Start of SUPPLIED INFORMATION

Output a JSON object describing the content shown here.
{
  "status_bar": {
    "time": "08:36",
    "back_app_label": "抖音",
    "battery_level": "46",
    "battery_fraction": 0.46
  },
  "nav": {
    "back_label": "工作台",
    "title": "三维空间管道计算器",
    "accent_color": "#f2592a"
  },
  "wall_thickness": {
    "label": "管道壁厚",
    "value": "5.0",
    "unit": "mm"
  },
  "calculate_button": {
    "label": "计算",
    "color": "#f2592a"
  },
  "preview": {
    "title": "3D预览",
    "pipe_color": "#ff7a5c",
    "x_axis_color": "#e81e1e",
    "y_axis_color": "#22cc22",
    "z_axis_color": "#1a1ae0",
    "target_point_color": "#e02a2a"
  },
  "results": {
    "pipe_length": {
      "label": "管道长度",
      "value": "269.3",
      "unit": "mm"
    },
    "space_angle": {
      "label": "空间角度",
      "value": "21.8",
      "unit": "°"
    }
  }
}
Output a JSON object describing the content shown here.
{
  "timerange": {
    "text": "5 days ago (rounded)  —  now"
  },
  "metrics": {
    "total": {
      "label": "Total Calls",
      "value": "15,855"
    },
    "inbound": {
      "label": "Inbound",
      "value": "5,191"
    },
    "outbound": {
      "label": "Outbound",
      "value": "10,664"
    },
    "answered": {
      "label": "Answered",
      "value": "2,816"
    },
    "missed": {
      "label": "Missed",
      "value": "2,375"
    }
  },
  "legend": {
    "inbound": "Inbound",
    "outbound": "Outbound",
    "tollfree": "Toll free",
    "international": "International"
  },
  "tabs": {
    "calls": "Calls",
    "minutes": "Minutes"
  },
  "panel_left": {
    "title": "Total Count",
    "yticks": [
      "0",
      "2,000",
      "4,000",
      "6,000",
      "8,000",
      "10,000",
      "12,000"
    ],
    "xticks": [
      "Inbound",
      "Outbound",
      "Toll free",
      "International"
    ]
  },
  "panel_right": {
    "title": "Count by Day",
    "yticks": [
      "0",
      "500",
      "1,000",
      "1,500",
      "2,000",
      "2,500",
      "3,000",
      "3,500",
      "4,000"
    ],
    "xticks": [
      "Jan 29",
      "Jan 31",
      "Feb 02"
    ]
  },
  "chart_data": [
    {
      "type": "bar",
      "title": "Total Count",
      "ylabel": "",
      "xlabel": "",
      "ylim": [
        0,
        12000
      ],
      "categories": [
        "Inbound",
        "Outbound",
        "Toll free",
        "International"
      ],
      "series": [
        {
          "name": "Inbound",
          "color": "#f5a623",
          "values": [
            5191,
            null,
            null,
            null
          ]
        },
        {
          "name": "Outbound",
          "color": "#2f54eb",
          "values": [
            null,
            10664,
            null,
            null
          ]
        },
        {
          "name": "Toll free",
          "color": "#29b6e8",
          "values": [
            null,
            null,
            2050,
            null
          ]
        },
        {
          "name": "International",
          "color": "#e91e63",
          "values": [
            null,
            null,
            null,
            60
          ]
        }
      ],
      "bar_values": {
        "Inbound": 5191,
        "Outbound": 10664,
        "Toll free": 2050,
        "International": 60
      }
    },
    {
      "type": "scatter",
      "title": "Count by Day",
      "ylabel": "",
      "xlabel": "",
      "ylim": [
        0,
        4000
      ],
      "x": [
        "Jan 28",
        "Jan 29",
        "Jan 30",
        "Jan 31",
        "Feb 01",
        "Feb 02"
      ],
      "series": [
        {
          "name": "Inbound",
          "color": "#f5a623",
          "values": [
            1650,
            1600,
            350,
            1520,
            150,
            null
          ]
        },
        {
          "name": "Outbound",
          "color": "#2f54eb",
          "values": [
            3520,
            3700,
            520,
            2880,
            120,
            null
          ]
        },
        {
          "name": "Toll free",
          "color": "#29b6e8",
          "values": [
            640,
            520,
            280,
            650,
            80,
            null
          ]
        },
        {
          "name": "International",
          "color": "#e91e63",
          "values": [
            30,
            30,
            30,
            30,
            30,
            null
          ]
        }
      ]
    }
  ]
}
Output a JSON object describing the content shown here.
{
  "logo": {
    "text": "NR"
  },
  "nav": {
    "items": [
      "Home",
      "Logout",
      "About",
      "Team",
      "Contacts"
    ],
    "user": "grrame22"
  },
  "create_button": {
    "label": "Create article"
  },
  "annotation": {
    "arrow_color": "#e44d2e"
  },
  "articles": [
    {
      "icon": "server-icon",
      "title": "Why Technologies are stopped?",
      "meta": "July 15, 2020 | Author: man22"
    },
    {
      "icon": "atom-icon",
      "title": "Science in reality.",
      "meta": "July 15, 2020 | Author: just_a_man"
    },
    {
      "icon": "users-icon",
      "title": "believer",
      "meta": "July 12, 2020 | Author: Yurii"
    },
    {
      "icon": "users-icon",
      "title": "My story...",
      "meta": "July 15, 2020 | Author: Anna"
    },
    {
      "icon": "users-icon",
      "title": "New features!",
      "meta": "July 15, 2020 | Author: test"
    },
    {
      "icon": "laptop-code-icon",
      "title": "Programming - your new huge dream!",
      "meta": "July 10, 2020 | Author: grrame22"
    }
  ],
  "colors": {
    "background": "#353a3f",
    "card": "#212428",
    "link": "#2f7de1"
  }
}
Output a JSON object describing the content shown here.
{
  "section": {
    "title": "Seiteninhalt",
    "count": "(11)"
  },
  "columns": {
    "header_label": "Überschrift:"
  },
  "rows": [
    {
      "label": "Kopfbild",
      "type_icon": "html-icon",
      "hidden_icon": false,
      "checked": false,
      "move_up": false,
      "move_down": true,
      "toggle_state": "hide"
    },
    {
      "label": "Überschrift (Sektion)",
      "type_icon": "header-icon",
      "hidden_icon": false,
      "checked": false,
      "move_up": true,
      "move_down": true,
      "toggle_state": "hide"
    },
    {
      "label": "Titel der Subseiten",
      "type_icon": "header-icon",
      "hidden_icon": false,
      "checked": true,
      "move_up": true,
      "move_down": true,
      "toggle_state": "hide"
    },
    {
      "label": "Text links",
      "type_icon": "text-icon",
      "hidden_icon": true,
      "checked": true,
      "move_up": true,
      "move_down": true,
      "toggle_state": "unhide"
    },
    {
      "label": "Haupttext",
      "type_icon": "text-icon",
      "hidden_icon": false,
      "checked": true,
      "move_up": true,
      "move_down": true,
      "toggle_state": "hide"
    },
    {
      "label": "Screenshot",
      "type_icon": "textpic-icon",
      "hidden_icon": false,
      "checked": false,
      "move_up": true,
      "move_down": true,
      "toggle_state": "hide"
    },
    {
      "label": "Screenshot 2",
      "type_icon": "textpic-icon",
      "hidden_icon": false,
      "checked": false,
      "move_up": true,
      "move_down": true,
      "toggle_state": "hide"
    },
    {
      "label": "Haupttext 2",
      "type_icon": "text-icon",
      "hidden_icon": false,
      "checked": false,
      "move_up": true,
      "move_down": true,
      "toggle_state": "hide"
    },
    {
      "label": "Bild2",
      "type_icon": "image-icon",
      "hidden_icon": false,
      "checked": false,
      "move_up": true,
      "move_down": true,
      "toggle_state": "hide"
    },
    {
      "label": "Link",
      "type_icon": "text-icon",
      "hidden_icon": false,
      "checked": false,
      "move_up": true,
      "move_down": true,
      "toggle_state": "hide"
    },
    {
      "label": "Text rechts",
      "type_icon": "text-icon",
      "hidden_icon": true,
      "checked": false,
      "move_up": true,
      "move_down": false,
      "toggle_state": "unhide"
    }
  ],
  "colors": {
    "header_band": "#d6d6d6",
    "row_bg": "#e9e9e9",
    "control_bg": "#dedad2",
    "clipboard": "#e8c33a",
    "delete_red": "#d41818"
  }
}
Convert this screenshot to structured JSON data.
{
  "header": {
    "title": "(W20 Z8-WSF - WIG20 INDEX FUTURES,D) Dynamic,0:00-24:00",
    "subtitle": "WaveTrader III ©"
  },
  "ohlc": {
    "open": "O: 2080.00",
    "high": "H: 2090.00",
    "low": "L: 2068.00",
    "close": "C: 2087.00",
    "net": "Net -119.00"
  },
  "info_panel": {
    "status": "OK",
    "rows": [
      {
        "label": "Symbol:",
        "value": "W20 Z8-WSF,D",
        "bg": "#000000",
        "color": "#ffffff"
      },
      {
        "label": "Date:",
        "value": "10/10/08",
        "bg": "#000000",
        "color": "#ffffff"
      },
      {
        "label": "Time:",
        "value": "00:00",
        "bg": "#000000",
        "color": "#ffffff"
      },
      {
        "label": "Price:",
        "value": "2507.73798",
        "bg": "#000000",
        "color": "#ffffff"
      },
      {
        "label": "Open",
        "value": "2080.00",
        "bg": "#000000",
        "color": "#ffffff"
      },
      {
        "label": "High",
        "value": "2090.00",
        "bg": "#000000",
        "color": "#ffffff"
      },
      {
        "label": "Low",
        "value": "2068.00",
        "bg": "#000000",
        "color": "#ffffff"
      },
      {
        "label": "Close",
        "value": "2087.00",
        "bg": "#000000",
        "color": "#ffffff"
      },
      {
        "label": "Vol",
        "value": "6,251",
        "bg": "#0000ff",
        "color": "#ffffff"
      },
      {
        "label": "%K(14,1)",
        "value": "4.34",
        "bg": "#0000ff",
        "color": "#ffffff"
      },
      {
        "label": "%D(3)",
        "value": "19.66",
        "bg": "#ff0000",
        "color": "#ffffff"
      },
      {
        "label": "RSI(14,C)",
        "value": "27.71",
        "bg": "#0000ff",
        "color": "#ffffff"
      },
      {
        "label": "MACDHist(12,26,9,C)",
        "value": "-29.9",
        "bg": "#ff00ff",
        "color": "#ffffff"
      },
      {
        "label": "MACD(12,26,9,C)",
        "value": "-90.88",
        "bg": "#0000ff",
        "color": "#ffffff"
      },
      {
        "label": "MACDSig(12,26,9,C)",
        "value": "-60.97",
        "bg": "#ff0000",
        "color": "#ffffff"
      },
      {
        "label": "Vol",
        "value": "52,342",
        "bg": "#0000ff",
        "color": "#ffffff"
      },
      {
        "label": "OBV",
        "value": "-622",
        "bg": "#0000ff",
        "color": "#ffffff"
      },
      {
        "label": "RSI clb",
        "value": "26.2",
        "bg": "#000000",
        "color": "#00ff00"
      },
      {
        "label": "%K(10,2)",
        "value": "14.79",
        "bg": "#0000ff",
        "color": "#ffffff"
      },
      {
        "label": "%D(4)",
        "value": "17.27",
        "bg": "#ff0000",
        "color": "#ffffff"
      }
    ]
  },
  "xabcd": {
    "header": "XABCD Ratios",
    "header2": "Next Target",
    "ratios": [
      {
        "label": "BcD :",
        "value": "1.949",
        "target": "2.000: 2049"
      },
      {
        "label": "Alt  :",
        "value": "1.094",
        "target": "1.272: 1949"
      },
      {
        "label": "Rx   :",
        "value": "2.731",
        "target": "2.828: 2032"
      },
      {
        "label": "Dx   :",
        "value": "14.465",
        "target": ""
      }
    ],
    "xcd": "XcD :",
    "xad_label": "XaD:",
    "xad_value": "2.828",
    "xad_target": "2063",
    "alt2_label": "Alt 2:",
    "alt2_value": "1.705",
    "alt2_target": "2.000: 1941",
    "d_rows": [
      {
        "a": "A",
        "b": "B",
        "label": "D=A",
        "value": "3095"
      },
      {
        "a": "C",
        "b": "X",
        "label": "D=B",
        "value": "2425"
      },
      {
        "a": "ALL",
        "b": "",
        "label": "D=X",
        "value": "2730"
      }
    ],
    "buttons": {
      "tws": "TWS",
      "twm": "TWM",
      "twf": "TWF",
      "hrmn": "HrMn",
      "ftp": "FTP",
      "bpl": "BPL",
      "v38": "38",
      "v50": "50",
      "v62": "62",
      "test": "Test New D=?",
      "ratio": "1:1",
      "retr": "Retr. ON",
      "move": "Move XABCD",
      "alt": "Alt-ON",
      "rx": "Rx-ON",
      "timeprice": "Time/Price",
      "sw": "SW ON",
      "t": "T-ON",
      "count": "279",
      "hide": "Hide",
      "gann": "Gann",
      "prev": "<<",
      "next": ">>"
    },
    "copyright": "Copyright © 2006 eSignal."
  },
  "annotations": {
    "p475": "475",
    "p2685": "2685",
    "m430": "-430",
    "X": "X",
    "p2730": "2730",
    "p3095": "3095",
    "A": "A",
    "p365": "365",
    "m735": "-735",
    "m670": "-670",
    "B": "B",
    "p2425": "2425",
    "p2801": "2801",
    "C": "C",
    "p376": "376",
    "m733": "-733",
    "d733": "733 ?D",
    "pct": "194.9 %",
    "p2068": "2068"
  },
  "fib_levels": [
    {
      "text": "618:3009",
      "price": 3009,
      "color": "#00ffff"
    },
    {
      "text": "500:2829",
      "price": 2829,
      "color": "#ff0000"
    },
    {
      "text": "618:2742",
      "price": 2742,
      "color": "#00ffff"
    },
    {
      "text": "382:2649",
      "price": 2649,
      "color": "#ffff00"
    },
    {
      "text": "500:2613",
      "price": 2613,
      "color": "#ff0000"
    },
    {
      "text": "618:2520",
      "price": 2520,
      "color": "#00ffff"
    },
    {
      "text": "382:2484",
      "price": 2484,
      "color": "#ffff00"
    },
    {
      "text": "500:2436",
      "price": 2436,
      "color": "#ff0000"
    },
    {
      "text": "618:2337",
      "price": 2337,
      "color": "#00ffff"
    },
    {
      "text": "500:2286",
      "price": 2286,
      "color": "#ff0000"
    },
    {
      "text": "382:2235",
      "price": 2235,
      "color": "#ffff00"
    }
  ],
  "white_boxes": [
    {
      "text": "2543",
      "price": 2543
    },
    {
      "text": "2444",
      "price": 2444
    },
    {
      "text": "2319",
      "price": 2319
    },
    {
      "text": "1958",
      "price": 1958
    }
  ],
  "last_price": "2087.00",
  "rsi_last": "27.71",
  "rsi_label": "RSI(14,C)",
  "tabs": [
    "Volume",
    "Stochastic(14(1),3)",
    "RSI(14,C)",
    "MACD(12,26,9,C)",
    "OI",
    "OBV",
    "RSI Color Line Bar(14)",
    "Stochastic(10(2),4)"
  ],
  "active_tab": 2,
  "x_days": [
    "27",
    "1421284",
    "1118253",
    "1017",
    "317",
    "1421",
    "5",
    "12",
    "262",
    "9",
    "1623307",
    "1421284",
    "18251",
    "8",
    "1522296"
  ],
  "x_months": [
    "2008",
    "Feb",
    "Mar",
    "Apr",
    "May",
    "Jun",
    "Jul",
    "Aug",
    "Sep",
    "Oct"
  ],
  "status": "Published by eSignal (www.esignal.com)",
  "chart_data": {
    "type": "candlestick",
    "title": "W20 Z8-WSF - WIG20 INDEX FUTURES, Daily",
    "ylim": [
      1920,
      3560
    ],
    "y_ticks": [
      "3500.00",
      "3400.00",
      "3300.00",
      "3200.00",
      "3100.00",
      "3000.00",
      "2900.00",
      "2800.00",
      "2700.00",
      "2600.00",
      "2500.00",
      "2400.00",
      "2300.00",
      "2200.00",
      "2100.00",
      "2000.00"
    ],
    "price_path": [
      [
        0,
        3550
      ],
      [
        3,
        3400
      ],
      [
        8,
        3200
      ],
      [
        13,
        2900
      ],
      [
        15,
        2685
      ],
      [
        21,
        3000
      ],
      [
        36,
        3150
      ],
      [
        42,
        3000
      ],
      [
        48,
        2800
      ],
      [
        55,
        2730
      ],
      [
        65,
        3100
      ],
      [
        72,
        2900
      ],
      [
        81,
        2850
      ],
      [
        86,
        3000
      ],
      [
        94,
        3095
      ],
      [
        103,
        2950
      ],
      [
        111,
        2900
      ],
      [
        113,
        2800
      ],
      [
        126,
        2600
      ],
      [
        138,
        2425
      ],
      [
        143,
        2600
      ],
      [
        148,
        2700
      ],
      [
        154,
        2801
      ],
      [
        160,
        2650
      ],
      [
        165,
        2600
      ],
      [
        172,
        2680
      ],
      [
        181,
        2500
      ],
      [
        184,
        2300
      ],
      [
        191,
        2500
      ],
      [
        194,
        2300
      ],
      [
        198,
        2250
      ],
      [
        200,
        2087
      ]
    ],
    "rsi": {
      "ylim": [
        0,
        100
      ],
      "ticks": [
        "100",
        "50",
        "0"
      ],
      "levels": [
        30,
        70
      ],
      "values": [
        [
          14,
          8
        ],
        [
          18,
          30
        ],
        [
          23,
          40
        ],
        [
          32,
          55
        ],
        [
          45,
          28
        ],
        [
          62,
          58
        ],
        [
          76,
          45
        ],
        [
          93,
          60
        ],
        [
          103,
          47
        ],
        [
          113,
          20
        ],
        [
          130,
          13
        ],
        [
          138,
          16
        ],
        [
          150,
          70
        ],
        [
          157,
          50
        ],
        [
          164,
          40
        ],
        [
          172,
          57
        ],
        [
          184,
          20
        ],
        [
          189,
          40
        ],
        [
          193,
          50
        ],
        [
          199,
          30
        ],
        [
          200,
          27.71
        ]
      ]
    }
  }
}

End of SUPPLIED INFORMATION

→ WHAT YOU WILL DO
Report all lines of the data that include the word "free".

→ TASK ANSWER
    "tollfree": "Toll free",
      "Toll free",
        "Toll free",
          "name": "Toll free",
        "Toll free": 2050,
          "name": "Toll free",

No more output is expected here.